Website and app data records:
####

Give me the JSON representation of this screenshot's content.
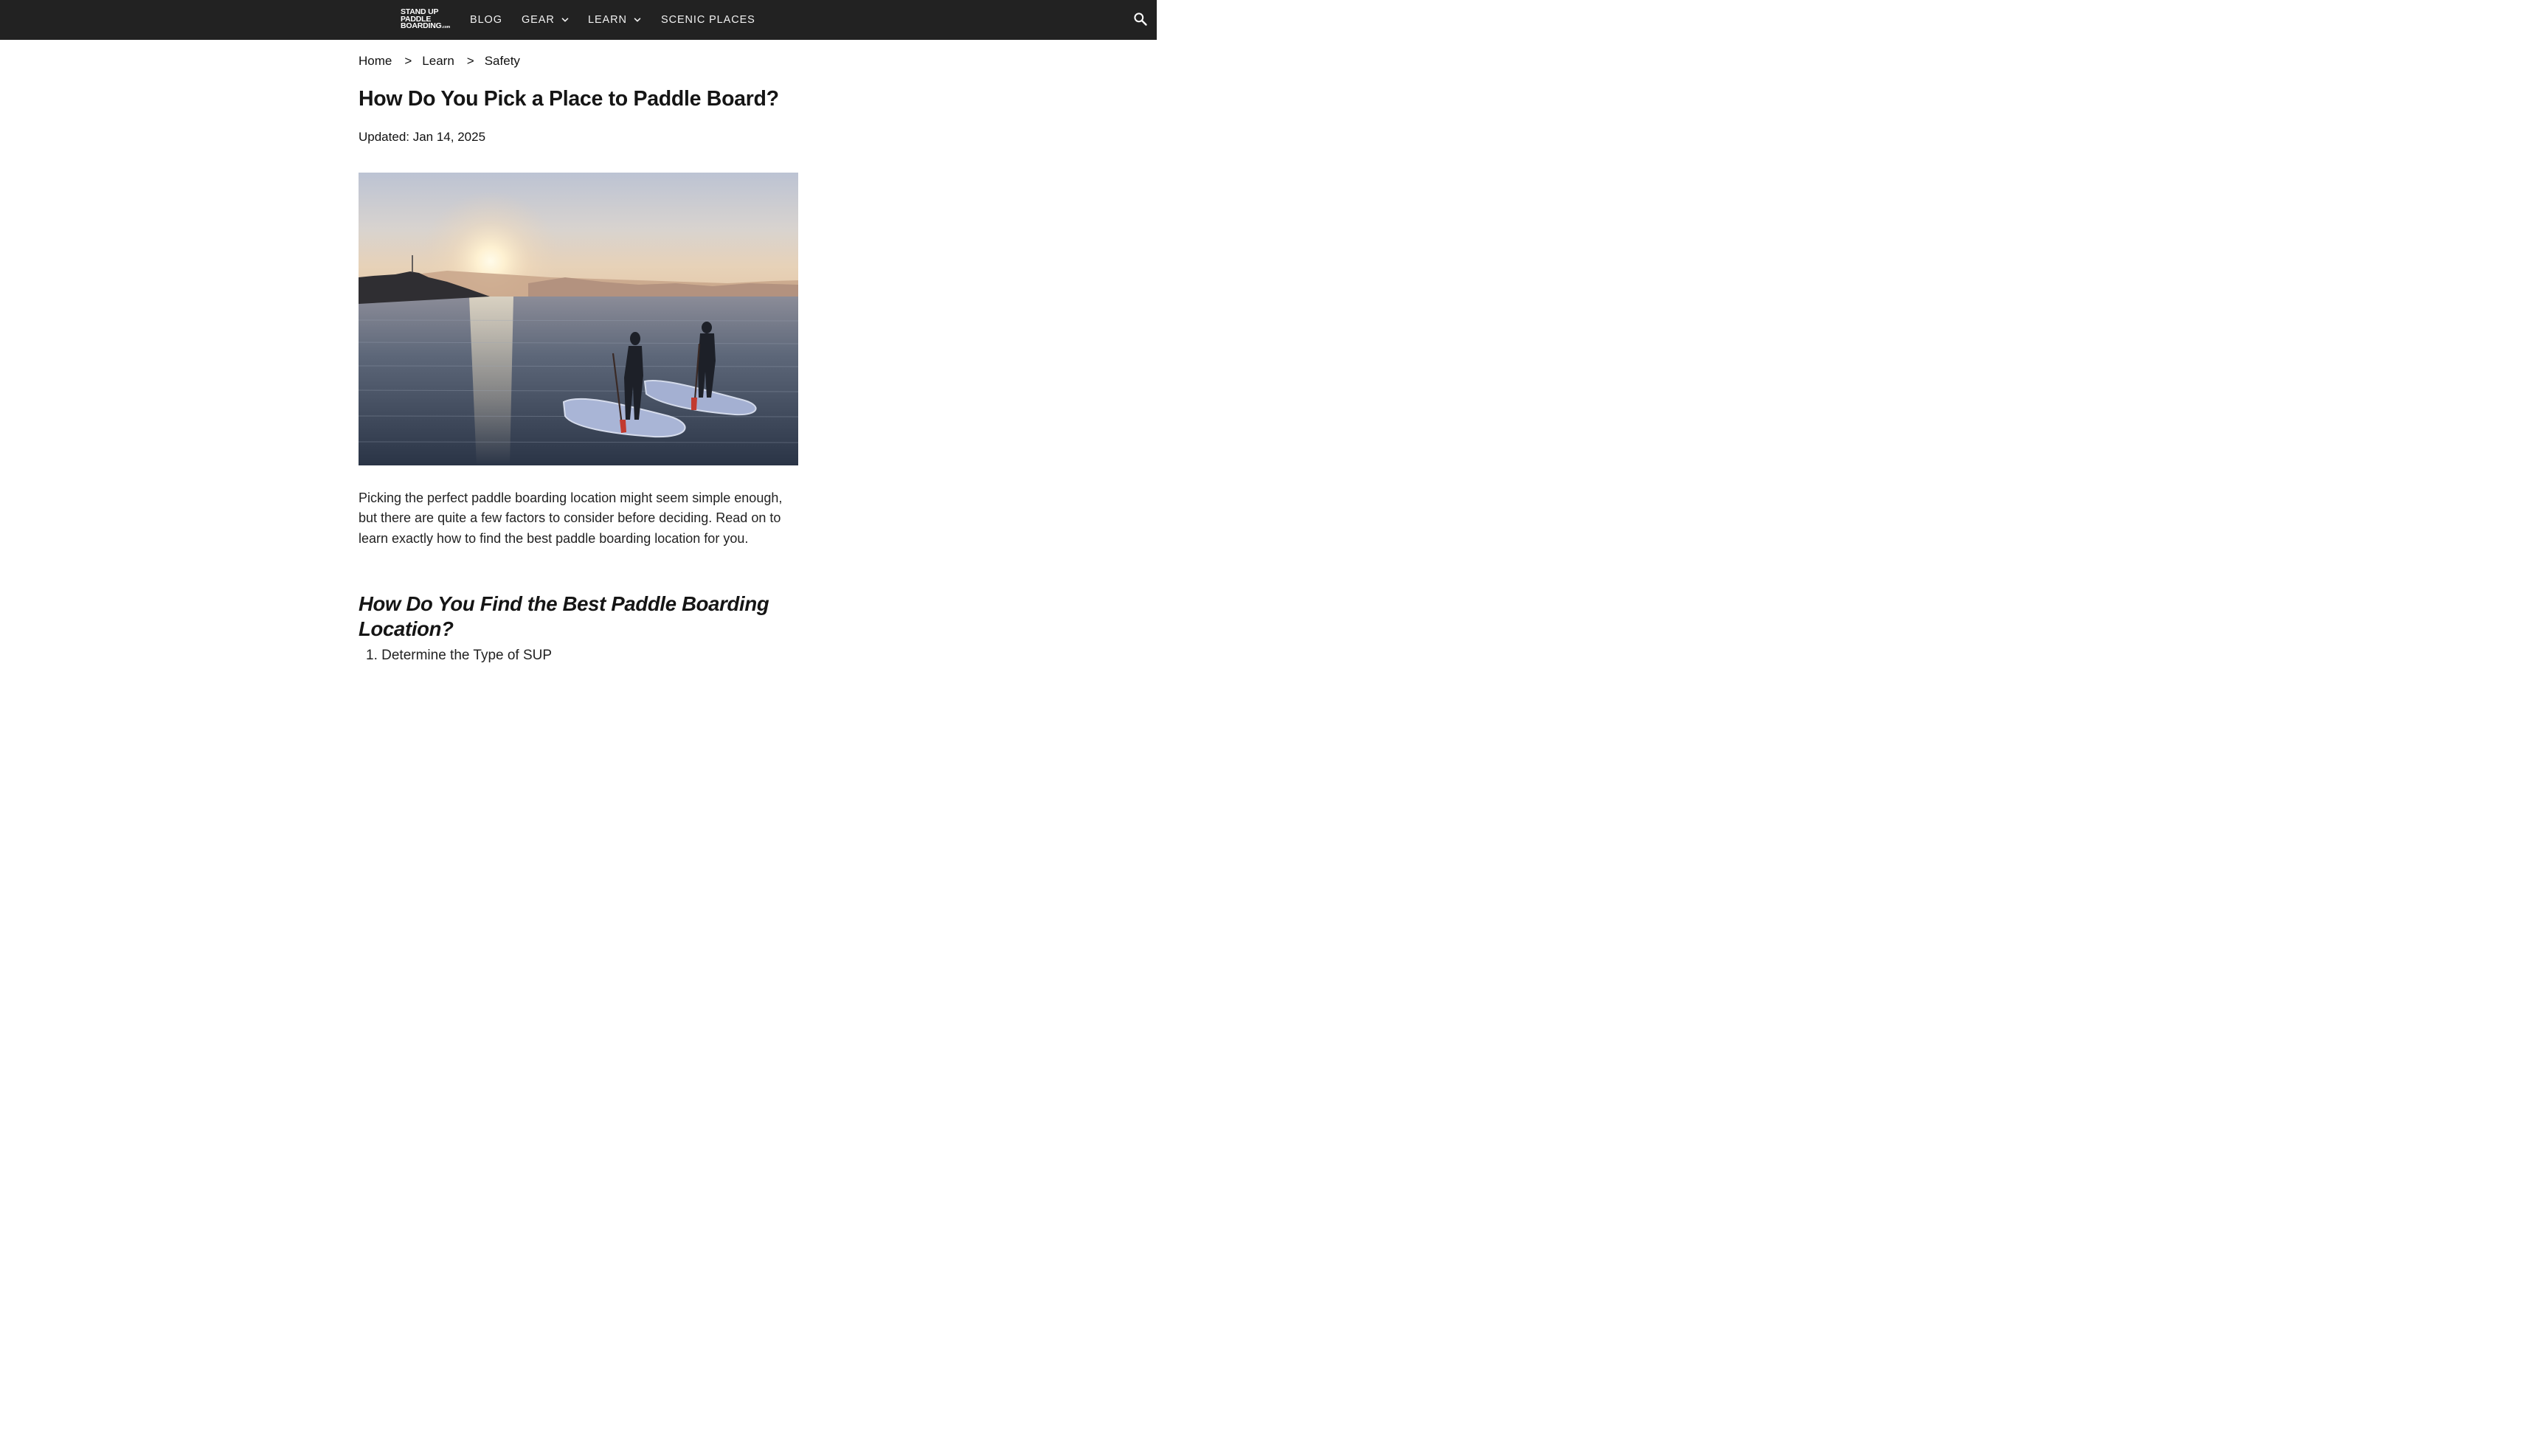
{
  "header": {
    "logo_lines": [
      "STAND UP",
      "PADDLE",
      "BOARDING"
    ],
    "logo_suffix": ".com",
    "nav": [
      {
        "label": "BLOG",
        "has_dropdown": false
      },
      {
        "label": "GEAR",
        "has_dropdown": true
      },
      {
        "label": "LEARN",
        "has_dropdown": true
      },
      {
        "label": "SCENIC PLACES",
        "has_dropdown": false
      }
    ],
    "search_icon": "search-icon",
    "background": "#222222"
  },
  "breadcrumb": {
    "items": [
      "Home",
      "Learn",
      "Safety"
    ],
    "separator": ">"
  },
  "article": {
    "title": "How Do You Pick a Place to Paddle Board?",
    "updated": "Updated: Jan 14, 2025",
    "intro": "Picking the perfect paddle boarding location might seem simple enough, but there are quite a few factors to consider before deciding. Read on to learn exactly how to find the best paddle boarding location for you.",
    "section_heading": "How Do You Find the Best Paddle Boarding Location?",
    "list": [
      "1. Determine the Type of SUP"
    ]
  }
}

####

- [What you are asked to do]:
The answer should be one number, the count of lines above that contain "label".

- [Result]:
4